• _Try it_
A complete, exact retyping of the data below is required.

---------------

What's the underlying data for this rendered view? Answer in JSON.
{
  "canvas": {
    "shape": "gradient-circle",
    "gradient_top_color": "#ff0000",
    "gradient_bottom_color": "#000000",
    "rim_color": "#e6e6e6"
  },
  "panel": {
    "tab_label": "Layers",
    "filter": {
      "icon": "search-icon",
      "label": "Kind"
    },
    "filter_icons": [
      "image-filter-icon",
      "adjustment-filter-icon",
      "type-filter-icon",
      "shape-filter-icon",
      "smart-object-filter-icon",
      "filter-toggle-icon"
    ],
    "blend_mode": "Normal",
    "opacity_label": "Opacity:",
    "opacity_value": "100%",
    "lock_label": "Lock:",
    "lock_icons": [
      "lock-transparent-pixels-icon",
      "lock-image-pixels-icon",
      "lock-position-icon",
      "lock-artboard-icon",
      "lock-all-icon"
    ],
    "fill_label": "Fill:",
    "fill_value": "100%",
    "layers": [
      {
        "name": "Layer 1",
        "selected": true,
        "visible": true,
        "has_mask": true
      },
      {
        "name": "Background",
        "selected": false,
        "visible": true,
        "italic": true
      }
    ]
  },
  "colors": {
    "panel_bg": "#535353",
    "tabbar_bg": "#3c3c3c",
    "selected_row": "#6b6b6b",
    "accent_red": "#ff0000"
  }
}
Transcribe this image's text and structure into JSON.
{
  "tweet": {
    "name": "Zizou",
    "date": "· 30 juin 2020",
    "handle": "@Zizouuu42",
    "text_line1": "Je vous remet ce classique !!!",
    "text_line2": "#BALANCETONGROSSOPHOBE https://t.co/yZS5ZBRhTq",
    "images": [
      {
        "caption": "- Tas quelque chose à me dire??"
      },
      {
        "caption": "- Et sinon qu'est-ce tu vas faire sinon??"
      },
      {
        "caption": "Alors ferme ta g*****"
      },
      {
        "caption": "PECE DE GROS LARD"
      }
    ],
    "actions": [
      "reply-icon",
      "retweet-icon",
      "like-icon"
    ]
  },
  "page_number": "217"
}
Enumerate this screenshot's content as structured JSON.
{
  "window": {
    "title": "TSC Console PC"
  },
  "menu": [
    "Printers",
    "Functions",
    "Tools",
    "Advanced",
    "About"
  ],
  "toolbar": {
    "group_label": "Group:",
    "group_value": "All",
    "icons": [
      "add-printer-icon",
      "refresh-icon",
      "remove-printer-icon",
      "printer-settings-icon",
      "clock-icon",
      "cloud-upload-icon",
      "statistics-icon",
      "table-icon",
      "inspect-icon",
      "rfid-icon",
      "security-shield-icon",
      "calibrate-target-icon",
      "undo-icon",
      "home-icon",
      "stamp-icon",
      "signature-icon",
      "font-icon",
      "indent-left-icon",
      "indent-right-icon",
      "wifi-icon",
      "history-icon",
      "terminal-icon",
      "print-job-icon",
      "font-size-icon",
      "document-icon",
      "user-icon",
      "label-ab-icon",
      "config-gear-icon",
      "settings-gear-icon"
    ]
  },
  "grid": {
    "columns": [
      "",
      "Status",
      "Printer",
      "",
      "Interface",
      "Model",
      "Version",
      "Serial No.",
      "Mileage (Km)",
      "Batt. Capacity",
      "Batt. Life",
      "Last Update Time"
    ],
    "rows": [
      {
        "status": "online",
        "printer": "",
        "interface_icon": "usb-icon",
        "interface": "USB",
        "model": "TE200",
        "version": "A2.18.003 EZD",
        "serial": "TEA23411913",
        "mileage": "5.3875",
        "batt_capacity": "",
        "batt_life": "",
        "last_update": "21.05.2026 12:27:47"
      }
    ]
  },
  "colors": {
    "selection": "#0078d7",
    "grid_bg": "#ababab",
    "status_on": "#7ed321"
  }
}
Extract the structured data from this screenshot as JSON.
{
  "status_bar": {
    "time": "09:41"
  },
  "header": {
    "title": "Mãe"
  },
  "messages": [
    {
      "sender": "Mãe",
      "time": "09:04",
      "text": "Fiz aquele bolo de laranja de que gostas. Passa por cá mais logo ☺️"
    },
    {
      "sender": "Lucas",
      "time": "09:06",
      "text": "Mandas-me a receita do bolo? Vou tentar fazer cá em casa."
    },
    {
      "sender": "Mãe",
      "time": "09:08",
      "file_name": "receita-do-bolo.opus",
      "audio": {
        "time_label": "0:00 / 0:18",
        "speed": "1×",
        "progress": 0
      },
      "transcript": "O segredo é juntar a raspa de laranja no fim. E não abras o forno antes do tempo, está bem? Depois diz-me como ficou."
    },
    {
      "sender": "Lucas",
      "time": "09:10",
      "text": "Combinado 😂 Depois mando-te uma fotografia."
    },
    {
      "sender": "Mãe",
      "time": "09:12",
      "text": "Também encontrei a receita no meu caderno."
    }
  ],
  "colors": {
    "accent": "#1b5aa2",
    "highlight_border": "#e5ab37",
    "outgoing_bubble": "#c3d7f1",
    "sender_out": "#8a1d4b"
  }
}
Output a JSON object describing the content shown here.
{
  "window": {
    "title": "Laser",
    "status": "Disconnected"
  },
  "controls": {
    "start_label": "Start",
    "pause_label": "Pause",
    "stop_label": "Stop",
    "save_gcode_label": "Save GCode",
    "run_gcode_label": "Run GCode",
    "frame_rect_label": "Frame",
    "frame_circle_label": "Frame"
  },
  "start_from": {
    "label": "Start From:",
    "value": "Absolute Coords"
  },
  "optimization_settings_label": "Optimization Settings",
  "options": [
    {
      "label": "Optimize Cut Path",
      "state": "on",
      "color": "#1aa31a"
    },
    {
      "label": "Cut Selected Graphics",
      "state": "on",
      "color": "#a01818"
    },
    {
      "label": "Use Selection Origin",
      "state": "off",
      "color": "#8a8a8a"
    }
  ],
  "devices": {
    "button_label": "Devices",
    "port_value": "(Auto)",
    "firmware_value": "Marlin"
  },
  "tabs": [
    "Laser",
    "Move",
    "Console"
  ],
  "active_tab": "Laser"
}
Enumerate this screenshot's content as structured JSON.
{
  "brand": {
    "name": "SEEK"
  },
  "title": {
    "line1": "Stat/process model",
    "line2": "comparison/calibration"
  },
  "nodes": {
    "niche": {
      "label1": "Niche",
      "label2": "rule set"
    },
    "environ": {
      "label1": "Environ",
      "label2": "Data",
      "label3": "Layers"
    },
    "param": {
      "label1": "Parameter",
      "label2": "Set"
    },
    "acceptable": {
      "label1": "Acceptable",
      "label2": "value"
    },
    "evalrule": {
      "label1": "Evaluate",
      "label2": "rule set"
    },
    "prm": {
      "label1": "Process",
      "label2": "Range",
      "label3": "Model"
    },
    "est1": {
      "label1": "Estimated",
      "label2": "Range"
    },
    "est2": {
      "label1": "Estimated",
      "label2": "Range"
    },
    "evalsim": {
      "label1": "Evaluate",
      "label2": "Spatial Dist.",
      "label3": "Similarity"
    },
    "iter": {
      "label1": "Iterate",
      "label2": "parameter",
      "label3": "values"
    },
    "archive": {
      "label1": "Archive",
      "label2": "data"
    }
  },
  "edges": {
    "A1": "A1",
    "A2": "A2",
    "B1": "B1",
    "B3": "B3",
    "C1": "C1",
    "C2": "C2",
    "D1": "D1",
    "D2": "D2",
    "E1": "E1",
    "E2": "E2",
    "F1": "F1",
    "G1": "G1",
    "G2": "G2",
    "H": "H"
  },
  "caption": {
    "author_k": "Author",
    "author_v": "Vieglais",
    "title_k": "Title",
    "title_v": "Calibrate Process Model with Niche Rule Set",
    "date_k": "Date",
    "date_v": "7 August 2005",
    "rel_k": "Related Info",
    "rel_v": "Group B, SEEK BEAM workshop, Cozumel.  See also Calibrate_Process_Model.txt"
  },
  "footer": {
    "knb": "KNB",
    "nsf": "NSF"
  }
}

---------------

• _Result of this exercise_
What's the underlying data for this rendered view? Answer in JSON.
{
  "canvas": {
    "shape": "gradient-circle",
    "gradient_top_color": "#ff0000",
    "gradient_bottom_color": "#000000",
    "rim_color": "#e6e6e6"
  },
  "panel": {
    "tab_label": "Layers",
    "filter": {
      "icon": "search-icon",
      "label": "Kind"
    },
    "filter_icons": [
      "image-filter-icon",
      "adjustment-filter-icon",
      "type-filter-icon",
      "shape-filter-icon",
      "smart-object-filter-icon",
      "filter-toggle-icon"
    ],
    "blend_mode": "Normal",
    "opacity_label": "Opacity:",
    "opacity_value": "100%",
    "lock_label": "Lock:",
    "lock_icons": [
      "lock-transparent-pixels-icon",
      "lock-image-pixels-icon",
      "lock-position-icon",
      "lock-artboard-icon",
      "lock-all-icon"
    ],
    "fill_label": "Fill:",
    "fill_value": "100%",
    "layers": [
      {
        "name": "Layer 1",
        "selected": true,
        "visible": true,
        "has_mask": true
      },
      {
        "name": "Background",
        "selected": false,
        "visible": true,
        "italic": true
      }
    ]
  },
  "colors": {
    "panel_bg": "#535353",
    "tabbar_bg": "#3c3c3c",
    "selected_row": "#6b6b6b",
    "accent_red": "#ff0000"
  }
}
Transcribe this image's text and structure into JSON.
{
  "tweet": {
    "name": "Zizou",
    "date": "· 30 juin 2020",
    "handle": "@Zizouuu42",
    "text_line1": "Je vous remet ce classique !!!",
    "text_line2": "#BALANCETONGROSSOPHOBE https://t.co/yZS5ZBRhTq",
    "images": [
      {
        "caption": "- Tas quelque chose à me dire??"
      },
      {
        "caption": "- Et sinon qu'est-ce tu vas faire sinon??"
      },
      {
        "caption": "Alors ferme ta g*****"
      },
      {
        "caption": "PECE DE GROS LARD"
      }
    ],
    "actions": [
      "reply-icon",
      "retweet-icon",
      "like-icon"
    ]
  },
  "page_number": "217"
}
Enumerate this screenshot's content as structured JSON.
{
  "window": {
    "title": "TSC Console PC"
  },
  "menu": [
    "Printers",
    "Functions",
    "Tools",
    "Advanced",
    "About"
  ],
  "toolbar": {
    "group_label": "Group:",
    "group_value": "All",
    "icons": [
      "add-printer-icon",
      "refresh-icon",
      "remove-printer-icon",
      "printer-settings-icon",
      "clock-icon",
      "cloud-upload-icon",
      "statistics-icon",
      "table-icon",
      "inspect-icon",
      "rfid-icon",
      "security-shield-icon",
      "calibrate-target-icon",
      "undo-icon",
      "home-icon",
      "stamp-icon",
      "signature-icon",
      "font-icon",
      "indent-left-icon",
      "indent-right-icon",
      "wifi-icon",
      "history-icon",
      "terminal-icon",
      "print-job-icon",
      "font-size-icon",
      "document-icon",
      "user-icon",
      "label-ab-icon",
      "config-gear-icon",
      "settings-gear-icon"
    ]
  },
  "grid": {
    "columns": [
      "",
      "Status",
      "Printer",
      "",
      "Interface",
      "Model",
      "Version",
      "Serial No.",
      "Mileage (Km)",
      "Batt. Capacity",
      "Batt. Life",
      "Last Update Time"
    ],
    "rows": [
      {
        "status": "online",
        "printer": "",
        "interface_icon": "usb-icon",
        "interface": "USB",
        "model": "TE200",
        "version": "A2.18.003 EZD",
        "serial": "TEA23411913",
        "mileage": "5.3875",
        "batt_capacity": "",
        "batt_life": "",
        "last_update": "21.05.2026 12:27:47"
      }
    ]
  },
  "colors": {
    "selection": "#0078d7",
    "grid_bg": "#ababab",
    "status_on": "#7ed321"
  }
}
Extract the structured data from this screenshot as JSON.
{
  "status_bar": {
    "time": "09:41"
  },
  "header": {
    "title": "Mãe"
  },
  "messages": [
    {
      "sender": "Mãe",
      "time": "09:04",
      "text": "Fiz aquele bolo de laranja de que gostas. Passa por cá mais logo ☺️"
    },
    {
      "sender": "Lucas",
      "time": "09:06",
      "text": "Mandas-me a receita do bolo? Vou tentar fazer cá em casa."
    },
    {
      "sender": "Mãe",
      "time": "09:08",
      "file_name": "receita-do-bolo.opus",
      "audio": {
        "time_label": "0:00 / 0:18",
        "speed": "1×",
        "progress": 0
      },
      "transcript": "O segredo é juntar a raspa de laranja no fim. E não abras o forno antes do tempo, está bem? Depois diz-me como ficou."
    },
    {
      "sender": "Lucas",
      "time": "09:10",
      "text": "Combinado 😂 Depois mando-te uma fotografia."
    },
    {
      "sender": "Mãe",
      "time": "09:12",
      "text": "Também encontrei a receita no meu caderno."
    }
  ],
  "colors": {
    "accent": "#1b5aa2",
    "highlight_border": "#e5ab37",
    "outgoing_bubble": "#c3d7f1",
    "sender_out": "#8a1d4b"
  }
}
Output a JSON object describing the content shown here.
{
  "window": {
    "title": "Laser",
    "status": "Disconnected"
  },
  "controls": {
    "start_label": "Start",
    "pause_label": "Pause",
    "stop_label": "Stop",
    "save_gcode_label": "Save GCode",
    "run_gcode_label": "Run GCode",
    "frame_rect_label": "Frame",
    "frame_circle_label": "Frame"
  },
  "start_from": {
    "label": "Start From:",
    "value": "Absolute Coords"
  },
  "optimization_settings_label": "Optimization Settings",
  "options": [
    {
      "label": "Optimize Cut Path",
      "state": "on",
      "color": "#1aa31a"
    },
    {
      "label": "Cut Selected Graphics",
      "state": "on",
      "color": "#a01818"
    },
    {
      "label": "Use Selection Origin",
      "state": "off",
      "color": "#8a8a8a"
    }
  ],
  "devices": {
    "button_label": "Devices",
    "port_value": "(Auto)",
    "firmware_value": "Marlin"
  },
  "tabs": [
    "Laser",
    "Move",
    "Console"
  ],
  "active_tab": "Laser"
}
Enumerate this screenshot's content as structured JSON.
{
  "brand": {
    "name": "SEEK"
  },
  "title": {
    "line1": "Stat/process model",
    "line2": "comparison/calibration"
  },
  "nodes": {
    "niche": {
      "label1": "Niche",
      "label2": "rule set"
    },
    "environ": {
      "label1": "Environ",
      "label2": "Data",
      "label3": "Layers"
    },
    "param": {
      "label1": "Parameter",
      "label2": "Set"
    },
    "acceptable": {
      "label1": "Acceptable",
      "label2": "value"
    },
    "evalrule": {
      "label1": "Evaluate",
      "label2": "rule set"
    },
    "prm": {
      "label1": "Process",
      "label2": "Range",
      "label3": "Model"
    },
    "est1": {
      "label1": "Estimated",
      "label2": "Range"
    },
    "est2": {
      "label1": "Estimated",
      "label2": "Range"
    },
    "evalsim": {
      "label1": "Evaluate",
      "label2": "Spatial Dist.",
      "label3": "Similarity"
    },
    "iter": {
      "label1": "Iterate",
      "label2": "parameter",
      "label3": "values"
    },
    "archive": {
      "label1": "Archive",
      "label2": "data"
    }
  },
  "edges": {
    "A1": "A1",
    "A2": "A2",
    "B1": "B1",
    "B3": "B3",
    "C1": "C1",
    "C2": "C2",
    "D1": "D1",
    "D2": "D2",
    "E1": "E1",
    "E2": "E2",
    "F1": "F1",
    "G1": "G1",
    "G2": "G2",
    "H": "H"
  },
  "caption": {
    "author_k": "Author",
    "author_v": "Vieglais",
    "title_k": "Title",
    "title_v": "Calibrate Process Model with Niche Rule Set",
    "date_k": "Date",
    "date_v": "7 August 2005",
    "rel_k": "Related Info",
    "rel_v": "Group B, SEEK BEAM workshop, Cozumel.  See also Calibrate_Process_Model.txt"
  },
  "footer": {
    "knb": "KNB",
    "nsf": "NSF"
  }
}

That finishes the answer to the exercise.